Inside the cathedral, built a millennium ago when
Prague was the capital of the Holy Roman Empire, stained glass windows fill the
enormous hall with colored light.
Wandering around the cathedral, one is
transported centuries back in time.
Although unrelated in obvious way to
knights and saints, Prague Castle also houses Europe’s largest collection of
toys from the 19th and 20th centuries. The toys provide a fascinating glimpse
into the childhoods of past generations.
Staromestske Square, Prague’s
tourist hub, which began life 1,000 years ago as a market, is also a must see.
At the turn of every hour, hundreds of tourists gather around the Astronomical
Clock Tower, built in the 15th century, to watch the 12 Christian apostles pop
out of the clock.
THE HISTORY of Prague’s Jewish community bears the ugly
scars of European anti- Semitism, but also contains the story of a major
European center for Jewish culture and thinkers.
The nearby Charles
Bridge, gracefully stretching across the Vltava River, features the statues of
30 Christian saints, and also has a statue of a crucified Jesus bearing golden
Hebrew letters which spell out a passage from Isaiah.
The monument, which
is disturbing, was the result of an anti-Semitic libel in 1696 against a local
Jewish man named Eliesh Bakufan, who, according to historians, was falsely
accused of insulting Christianity and forced to pay for the golden Hebrew
inscription that was added to the statue.
In the Jewish quarter, several
tours are available of what was once a major European Jewish ghetto. Haunting
reminders of the Nazi invasion of Czechoslovakia and the liquidation
approximately 80,000 of the country’s Jews are never far from
Although a number of old structures remain, the majority of the
Jewish quarter dates back no further than the late 19th century, when the Prague
municipality decided to tear down the old ghetto, citing poor sanitation and
overcrowded conditions, and replace it with a new district.
Jews lived in
this quarter of Prague since the 10th century, though they were exiled three
times – twice in the 16th century and again in the 17th century. The third exile
ended, according to our tour guide, when the residents of Prague demanded that
the monarchy allow the Jews to return.
Among the synagogues that remain
standing are the Maisol synagogue, built in 1592, and the stunning Spanish
synagogue, which today is home to a Reform community. The Spanish synagogue
contains an exhibit which tells the story of how 10,000 Jewish children from
Prague were deported to the Terezin concentration camp, and from there to death
Drawings of the children made in Terezin are on display in the
synagogue, as are notebooks showing written Hebrew lessons.
Pinkas synagogue contains a heartrending memorial to the Holocaust –
names of murdered Czech Jews written in small red and black letters on
walls. The names stretch across the walls and the list appears
The 700-year-old Old-New Synagogue is the oldest working
synagogue in Europe. According to tradition, it was built using Second
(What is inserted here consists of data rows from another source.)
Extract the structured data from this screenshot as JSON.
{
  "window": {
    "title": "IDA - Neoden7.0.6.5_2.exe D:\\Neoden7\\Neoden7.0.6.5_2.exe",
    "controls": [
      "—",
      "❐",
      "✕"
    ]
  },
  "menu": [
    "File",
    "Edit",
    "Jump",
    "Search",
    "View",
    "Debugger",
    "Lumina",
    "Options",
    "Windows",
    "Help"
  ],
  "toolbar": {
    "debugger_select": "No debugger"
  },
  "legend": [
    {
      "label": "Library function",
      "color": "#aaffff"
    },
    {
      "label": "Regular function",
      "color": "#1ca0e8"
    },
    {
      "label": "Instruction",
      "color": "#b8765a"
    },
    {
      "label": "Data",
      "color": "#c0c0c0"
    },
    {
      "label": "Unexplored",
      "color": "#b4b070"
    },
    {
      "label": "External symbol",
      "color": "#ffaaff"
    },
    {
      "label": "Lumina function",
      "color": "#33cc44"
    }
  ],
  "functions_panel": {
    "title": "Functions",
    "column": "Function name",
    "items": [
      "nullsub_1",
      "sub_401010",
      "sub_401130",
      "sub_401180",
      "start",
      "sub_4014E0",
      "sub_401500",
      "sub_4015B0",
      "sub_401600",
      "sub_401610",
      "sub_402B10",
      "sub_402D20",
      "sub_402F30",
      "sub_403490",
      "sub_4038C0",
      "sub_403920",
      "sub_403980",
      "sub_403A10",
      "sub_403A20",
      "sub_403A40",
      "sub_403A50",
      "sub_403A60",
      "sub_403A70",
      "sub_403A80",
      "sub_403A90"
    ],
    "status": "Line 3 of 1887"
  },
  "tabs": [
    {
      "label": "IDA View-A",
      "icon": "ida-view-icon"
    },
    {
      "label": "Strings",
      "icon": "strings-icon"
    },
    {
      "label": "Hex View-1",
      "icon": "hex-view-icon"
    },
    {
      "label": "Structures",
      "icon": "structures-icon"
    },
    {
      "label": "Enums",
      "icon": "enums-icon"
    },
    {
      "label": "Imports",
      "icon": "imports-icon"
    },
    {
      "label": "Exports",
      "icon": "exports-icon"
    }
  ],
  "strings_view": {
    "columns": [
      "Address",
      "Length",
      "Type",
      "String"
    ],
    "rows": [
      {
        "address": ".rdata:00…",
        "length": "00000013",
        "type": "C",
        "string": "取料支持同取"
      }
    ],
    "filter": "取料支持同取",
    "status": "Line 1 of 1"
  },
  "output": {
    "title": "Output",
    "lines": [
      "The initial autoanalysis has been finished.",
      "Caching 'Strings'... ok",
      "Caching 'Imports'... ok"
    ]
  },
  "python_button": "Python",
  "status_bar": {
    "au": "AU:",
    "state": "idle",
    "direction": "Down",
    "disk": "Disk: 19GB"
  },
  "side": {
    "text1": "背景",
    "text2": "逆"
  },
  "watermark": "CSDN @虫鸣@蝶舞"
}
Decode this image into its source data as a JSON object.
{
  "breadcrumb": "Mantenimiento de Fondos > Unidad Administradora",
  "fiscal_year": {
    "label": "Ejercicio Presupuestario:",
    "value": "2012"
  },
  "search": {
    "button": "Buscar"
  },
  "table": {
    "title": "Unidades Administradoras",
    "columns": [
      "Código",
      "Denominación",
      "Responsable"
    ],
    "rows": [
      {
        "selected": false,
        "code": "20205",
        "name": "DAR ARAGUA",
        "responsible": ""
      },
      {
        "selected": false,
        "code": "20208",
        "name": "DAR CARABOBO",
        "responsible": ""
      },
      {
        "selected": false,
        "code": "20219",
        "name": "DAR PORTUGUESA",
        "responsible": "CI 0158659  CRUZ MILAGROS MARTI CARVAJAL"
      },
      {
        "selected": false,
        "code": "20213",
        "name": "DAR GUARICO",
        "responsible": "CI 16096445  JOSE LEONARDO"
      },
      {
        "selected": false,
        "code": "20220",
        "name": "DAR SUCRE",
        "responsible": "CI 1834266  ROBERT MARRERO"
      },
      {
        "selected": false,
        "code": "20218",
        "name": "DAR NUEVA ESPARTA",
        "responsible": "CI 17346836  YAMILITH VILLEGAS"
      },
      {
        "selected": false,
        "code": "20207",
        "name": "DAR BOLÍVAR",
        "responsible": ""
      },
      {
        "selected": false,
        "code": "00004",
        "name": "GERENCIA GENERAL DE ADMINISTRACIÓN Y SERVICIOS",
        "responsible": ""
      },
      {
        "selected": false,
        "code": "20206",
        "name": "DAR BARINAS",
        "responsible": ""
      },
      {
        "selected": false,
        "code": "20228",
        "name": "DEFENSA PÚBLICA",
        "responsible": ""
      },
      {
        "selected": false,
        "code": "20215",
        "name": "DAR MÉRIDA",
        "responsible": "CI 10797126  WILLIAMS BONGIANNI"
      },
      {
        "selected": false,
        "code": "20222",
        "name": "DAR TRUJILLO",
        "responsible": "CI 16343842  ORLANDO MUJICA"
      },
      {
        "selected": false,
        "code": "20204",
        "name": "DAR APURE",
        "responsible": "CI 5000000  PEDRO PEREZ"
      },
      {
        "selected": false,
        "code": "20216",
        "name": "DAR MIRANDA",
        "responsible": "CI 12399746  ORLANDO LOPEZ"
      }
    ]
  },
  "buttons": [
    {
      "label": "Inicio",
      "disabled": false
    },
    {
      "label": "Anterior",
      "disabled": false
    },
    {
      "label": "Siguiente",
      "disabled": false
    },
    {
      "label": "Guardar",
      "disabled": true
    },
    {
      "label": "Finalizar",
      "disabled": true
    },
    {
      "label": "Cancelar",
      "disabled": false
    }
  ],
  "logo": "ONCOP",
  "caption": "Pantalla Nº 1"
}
stones which were brought from Jerusalem. The third temple can only be
if stones from the Old New synagogue are used in the construction,
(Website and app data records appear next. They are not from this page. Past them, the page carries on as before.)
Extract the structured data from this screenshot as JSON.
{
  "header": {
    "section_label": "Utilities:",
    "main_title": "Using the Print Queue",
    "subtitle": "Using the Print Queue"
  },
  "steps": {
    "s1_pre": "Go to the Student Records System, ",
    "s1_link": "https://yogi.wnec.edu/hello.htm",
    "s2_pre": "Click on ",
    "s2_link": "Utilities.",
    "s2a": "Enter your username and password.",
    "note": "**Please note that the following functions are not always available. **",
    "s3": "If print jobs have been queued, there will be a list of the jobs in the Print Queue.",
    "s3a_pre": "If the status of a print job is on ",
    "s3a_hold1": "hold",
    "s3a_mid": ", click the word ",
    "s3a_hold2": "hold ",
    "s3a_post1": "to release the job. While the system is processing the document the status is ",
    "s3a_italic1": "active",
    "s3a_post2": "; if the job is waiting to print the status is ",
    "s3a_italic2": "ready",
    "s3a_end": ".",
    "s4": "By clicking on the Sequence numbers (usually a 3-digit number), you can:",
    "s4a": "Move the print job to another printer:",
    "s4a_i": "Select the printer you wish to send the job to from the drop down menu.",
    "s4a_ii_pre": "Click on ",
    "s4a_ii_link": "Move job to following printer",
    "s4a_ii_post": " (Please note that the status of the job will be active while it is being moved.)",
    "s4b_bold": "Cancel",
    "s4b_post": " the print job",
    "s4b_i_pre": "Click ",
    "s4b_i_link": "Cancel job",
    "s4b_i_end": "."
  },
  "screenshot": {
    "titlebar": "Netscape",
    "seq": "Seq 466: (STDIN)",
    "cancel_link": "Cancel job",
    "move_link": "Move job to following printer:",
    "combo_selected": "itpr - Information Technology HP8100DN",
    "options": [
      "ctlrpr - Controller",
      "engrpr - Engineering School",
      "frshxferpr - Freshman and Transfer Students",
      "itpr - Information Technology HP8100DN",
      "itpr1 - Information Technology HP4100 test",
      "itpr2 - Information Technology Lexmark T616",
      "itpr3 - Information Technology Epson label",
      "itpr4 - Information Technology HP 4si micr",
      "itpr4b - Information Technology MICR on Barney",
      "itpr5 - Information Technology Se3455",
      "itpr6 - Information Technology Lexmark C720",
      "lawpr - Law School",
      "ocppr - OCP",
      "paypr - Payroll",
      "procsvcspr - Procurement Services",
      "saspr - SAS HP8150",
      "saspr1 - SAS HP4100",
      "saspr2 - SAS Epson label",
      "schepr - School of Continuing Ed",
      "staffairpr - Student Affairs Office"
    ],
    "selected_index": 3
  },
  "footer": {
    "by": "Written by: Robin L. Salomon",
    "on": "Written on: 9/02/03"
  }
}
The large Jewish cemetery is the burial spot of Rabbi Lev ben
Bezalel (1525-1609), also known as the Maharal, one of the most
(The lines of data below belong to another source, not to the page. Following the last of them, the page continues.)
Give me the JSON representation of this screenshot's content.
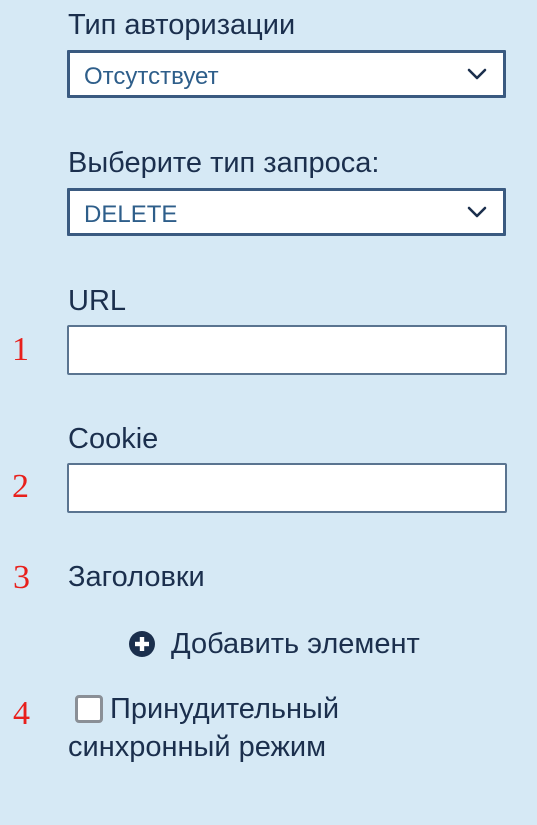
{
  "auth": {
    "label": "Тип авторизации",
    "selected": "Отсутствует"
  },
  "request_type": {
    "label": "Выберите тип запроса:",
    "selected": "DELETE"
  },
  "url": {
    "label": "URL",
    "value": "",
    "marker": "1"
  },
  "cookie": {
    "label": "Cookie",
    "value": "",
    "marker": "2"
  },
  "headers": {
    "label": "Заголовки",
    "marker": "3",
    "add_label": "Добавить элемент"
  },
  "sync_mode": {
    "label_line1": "Принудительный",
    "label_line2": "синхронный режим",
    "checked": false,
    "marker": "4"
  },
  "colors": {
    "background": "#d6e9f5",
    "text": "#1b2f4d",
    "select_border": "#3a5a80",
    "select_text": "#2e5e8a",
    "marker": "#e8201c"
  },
  "icons": {
    "select_chevron": "chevron-down-icon",
    "add": "plus-circle-icon"
  }
}
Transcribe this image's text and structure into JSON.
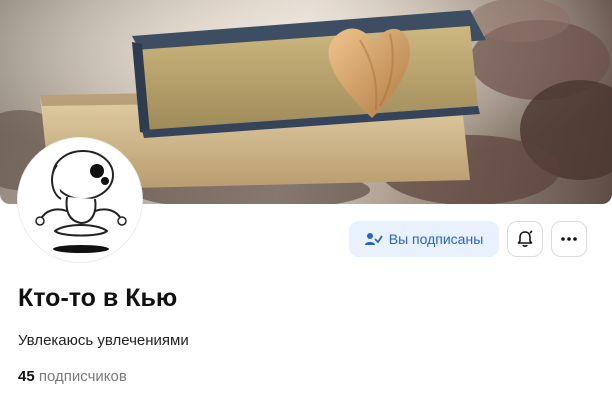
{
  "profile": {
    "name": "Кто-то в Кью",
    "description": "Увлекаюсь увлечениями",
    "subscribers_count": "45",
    "subscribers_label": "подписчиков"
  },
  "actions": {
    "subscribed_label": "Вы подписаны",
    "subscribed_icon": "user-check-icon",
    "bell_icon": "bell-icon",
    "more_icon": "more-dots-icon"
  },
  "colors": {
    "accent_text": "#2864c8",
    "accent_bg": "#e8f1fc",
    "muted_text": "#7a7a7a"
  }
}
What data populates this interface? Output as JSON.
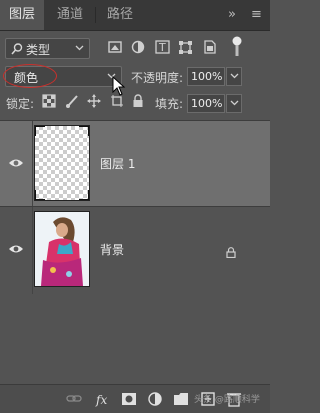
{
  "tabs": [
    {
      "label": "图层",
      "active": true
    },
    {
      "label": "通道",
      "active": false
    },
    {
      "label": "路径",
      "active": false
    }
  ],
  "panel_tools": {
    "collapse": "»",
    "menu": "≡"
  },
  "filter": {
    "label": "类型",
    "icons": [
      "image-filter-icon",
      "adjustment-filter-icon",
      "text-filter-icon",
      "shape-filter-icon",
      "smart-object-filter-icon",
      "filter-toggle-icon"
    ]
  },
  "blend_mode": {
    "value": "颜色"
  },
  "opacity": {
    "label": "不透明度:",
    "value": "100%"
  },
  "lock": {
    "label": "锁定:"
  },
  "fill": {
    "label": "填充:",
    "value": "100%"
  },
  "layers": [
    {
      "name": "图层 1",
      "selected": true,
      "visible": true,
      "thumbnail": "transparent"
    },
    {
      "name": "背景",
      "selected": false,
      "visible": true,
      "locked": true,
      "thumbnail": "photo"
    }
  ],
  "watermark": "头条 @路顺科学"
}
thinkers of his time. According to legend, the Maharal also built the
golem – a
supernatural creature designed to fight off anti-Semitic violence.
legend has become an indispensable part of Prague’s tourist industry,
dolls and T-shirts on sale everywhere